The job is to find each line of the records below that includes the word "meterless" and copy it.

*Excerpted records*.
⟨
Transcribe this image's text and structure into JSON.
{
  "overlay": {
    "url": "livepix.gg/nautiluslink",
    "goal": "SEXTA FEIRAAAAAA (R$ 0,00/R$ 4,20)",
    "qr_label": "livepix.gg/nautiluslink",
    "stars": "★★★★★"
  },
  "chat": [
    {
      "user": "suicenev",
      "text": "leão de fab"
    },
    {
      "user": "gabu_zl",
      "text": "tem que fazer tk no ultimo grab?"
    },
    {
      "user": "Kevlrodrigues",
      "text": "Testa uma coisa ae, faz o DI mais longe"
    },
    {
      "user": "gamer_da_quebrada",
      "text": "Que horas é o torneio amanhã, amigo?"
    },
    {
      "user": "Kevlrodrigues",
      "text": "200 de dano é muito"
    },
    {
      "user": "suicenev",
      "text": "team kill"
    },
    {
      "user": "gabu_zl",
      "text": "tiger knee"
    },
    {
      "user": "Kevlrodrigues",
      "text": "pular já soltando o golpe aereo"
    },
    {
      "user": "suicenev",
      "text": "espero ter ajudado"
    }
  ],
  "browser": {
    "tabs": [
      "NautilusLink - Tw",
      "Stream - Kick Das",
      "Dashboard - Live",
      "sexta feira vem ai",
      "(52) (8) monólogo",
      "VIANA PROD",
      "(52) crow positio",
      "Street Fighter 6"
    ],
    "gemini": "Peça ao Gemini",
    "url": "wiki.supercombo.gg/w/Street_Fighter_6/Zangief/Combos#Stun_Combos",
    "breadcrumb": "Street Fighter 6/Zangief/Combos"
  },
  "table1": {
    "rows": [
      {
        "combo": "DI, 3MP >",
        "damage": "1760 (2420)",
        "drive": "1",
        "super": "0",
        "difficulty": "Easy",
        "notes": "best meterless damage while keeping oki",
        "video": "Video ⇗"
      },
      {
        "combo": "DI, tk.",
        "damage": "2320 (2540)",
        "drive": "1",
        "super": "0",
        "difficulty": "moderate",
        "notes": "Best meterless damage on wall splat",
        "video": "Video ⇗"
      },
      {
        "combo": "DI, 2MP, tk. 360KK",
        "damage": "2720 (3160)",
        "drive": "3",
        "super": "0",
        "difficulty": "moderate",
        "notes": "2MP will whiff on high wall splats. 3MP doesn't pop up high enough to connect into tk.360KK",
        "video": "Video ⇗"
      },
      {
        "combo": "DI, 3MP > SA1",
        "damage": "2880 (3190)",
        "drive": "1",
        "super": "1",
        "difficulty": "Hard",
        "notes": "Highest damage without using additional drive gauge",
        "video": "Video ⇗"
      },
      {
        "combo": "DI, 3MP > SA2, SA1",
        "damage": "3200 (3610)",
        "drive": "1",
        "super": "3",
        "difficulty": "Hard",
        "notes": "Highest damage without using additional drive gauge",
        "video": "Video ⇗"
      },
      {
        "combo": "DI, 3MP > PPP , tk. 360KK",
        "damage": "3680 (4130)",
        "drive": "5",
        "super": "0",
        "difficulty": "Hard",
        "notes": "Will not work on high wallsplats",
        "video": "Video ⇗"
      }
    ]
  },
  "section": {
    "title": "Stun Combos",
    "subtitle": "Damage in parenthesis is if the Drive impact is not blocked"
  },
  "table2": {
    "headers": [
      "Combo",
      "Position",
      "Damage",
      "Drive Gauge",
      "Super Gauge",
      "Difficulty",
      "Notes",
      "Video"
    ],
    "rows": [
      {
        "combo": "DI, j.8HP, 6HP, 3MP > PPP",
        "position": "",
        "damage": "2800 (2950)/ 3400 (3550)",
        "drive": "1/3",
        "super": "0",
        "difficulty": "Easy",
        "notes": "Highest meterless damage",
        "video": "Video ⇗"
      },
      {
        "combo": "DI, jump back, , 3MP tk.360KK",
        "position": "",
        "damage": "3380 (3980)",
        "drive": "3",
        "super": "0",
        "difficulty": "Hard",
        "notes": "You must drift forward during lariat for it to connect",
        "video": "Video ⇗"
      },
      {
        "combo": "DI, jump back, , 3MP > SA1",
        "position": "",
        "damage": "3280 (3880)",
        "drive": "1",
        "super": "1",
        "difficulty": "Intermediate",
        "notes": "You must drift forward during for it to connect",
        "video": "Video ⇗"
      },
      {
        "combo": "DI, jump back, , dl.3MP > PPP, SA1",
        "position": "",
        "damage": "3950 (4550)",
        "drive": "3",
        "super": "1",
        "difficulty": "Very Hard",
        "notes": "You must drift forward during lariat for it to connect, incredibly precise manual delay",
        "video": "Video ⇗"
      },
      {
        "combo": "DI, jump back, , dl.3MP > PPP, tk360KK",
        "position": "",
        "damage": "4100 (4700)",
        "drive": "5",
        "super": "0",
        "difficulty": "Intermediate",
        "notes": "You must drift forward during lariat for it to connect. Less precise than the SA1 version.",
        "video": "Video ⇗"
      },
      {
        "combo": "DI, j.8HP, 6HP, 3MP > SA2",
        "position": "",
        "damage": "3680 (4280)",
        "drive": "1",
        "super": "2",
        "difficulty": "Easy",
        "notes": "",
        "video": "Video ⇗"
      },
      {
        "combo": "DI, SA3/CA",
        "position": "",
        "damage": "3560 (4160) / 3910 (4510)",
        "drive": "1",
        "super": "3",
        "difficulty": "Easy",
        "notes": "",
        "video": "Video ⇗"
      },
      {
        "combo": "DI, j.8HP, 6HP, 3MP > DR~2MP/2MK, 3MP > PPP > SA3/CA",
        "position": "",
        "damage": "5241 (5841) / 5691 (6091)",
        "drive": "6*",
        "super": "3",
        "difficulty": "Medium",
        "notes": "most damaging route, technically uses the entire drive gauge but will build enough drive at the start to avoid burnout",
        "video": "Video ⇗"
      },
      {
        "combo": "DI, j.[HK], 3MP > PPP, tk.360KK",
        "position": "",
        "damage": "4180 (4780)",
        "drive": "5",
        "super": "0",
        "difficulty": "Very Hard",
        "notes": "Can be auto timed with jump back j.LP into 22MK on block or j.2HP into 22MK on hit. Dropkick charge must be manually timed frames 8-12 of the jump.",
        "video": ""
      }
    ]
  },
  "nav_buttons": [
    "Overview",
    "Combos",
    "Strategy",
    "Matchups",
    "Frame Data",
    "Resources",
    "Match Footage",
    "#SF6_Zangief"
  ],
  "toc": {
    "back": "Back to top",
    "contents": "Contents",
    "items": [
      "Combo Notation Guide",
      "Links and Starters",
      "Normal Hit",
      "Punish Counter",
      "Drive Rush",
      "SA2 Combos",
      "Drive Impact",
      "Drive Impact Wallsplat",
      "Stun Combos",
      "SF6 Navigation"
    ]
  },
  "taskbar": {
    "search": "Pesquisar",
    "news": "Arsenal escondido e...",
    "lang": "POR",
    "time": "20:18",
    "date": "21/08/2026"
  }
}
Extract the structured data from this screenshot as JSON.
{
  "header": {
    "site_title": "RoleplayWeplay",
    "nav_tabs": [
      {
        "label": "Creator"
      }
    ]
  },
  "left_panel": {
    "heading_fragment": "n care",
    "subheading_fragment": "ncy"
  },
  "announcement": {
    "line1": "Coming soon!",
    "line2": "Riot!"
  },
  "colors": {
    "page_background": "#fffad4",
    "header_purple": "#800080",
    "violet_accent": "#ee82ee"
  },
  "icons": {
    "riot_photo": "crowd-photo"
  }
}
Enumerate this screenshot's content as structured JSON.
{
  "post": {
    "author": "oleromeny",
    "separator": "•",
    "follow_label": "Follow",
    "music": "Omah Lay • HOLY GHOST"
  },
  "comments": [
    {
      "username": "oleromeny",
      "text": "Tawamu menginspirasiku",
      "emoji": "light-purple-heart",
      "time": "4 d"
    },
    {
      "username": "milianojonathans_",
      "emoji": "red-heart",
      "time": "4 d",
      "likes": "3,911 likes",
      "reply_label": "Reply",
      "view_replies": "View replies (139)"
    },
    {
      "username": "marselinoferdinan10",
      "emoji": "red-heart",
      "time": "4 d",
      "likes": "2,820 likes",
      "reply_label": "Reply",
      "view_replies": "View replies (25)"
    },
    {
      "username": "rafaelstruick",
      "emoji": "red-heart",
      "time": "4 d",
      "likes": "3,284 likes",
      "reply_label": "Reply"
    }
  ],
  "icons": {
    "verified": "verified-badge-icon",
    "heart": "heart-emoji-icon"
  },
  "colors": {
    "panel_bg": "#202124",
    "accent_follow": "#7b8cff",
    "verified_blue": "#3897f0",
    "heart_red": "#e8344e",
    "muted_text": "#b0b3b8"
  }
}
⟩
*Result of this exercise*.
        "notes": "best meterless damage while keeping oki",
        "notes": "Best meterless damage on wall splat",
        "notes": "Highest meterless damage",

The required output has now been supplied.